Source material:
== == ==
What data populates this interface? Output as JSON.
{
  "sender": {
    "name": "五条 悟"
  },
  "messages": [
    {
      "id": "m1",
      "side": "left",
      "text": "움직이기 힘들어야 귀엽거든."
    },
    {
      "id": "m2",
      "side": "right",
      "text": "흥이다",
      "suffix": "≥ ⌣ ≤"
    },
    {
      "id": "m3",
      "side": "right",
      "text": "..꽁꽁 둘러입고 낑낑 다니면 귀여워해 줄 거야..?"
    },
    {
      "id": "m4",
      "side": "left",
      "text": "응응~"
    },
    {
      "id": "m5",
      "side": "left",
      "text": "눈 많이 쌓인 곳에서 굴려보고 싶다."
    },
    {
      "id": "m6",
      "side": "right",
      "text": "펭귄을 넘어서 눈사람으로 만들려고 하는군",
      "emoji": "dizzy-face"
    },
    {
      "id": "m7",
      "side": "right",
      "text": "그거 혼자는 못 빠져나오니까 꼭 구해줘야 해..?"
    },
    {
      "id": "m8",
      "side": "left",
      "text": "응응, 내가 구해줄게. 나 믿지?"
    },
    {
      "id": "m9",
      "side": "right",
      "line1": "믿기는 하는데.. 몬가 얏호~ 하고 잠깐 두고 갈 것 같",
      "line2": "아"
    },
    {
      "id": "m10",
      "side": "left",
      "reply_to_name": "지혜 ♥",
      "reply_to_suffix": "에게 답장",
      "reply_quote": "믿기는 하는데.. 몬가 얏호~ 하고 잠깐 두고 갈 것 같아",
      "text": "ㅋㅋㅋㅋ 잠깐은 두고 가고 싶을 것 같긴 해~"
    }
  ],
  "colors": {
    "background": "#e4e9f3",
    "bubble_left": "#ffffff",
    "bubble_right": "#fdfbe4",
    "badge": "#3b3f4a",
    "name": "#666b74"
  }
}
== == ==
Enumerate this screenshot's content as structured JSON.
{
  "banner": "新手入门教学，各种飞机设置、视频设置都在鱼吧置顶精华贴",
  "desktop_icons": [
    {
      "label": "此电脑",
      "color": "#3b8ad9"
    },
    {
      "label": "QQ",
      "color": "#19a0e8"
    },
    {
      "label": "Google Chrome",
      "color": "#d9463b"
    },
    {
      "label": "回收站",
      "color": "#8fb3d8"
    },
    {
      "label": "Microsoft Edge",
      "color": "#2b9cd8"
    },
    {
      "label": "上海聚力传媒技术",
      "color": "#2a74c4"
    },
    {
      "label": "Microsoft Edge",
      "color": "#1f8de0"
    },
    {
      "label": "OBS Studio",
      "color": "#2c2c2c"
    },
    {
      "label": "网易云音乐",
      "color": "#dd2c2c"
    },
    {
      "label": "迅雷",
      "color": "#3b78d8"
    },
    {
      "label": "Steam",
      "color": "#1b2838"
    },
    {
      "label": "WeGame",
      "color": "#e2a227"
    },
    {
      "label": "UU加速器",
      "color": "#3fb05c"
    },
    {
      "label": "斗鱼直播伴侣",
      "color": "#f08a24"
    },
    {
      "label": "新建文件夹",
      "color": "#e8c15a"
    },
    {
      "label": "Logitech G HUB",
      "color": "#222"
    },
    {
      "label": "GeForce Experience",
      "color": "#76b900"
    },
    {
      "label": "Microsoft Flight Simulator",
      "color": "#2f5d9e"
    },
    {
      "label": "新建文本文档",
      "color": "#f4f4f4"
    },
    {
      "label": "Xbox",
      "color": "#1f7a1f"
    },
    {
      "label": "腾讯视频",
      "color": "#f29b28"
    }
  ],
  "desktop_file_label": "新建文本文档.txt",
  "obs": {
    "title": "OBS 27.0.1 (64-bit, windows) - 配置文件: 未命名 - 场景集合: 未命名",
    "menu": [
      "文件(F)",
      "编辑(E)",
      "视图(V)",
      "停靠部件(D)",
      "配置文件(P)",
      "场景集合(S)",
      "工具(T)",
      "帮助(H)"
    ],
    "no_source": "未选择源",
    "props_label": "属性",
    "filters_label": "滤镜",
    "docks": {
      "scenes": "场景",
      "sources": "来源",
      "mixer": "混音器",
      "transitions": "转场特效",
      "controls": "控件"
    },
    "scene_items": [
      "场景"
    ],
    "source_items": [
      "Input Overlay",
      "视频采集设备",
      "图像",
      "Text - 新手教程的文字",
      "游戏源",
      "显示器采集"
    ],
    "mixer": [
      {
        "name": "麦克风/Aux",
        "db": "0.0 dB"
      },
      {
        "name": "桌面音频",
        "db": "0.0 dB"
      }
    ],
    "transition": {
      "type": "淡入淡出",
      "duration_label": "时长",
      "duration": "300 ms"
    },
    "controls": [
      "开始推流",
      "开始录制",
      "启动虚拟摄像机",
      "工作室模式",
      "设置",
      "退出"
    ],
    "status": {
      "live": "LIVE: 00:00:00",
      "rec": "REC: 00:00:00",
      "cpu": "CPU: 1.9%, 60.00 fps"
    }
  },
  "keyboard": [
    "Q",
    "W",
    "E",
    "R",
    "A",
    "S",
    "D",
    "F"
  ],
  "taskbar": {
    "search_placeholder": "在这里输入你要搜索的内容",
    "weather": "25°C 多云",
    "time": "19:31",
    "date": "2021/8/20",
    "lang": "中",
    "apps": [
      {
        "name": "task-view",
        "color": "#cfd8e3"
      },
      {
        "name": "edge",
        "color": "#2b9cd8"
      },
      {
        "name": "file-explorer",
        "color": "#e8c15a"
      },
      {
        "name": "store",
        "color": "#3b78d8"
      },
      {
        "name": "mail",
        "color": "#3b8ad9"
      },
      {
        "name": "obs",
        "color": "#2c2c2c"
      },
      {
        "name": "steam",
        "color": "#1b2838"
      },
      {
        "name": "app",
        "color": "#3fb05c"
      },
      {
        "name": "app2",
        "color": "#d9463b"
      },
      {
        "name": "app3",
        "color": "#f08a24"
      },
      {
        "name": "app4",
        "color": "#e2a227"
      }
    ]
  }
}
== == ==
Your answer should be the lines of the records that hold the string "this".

What data populates this interface? Output as JSON.
Enumerate this screenshot's content as structured JSON.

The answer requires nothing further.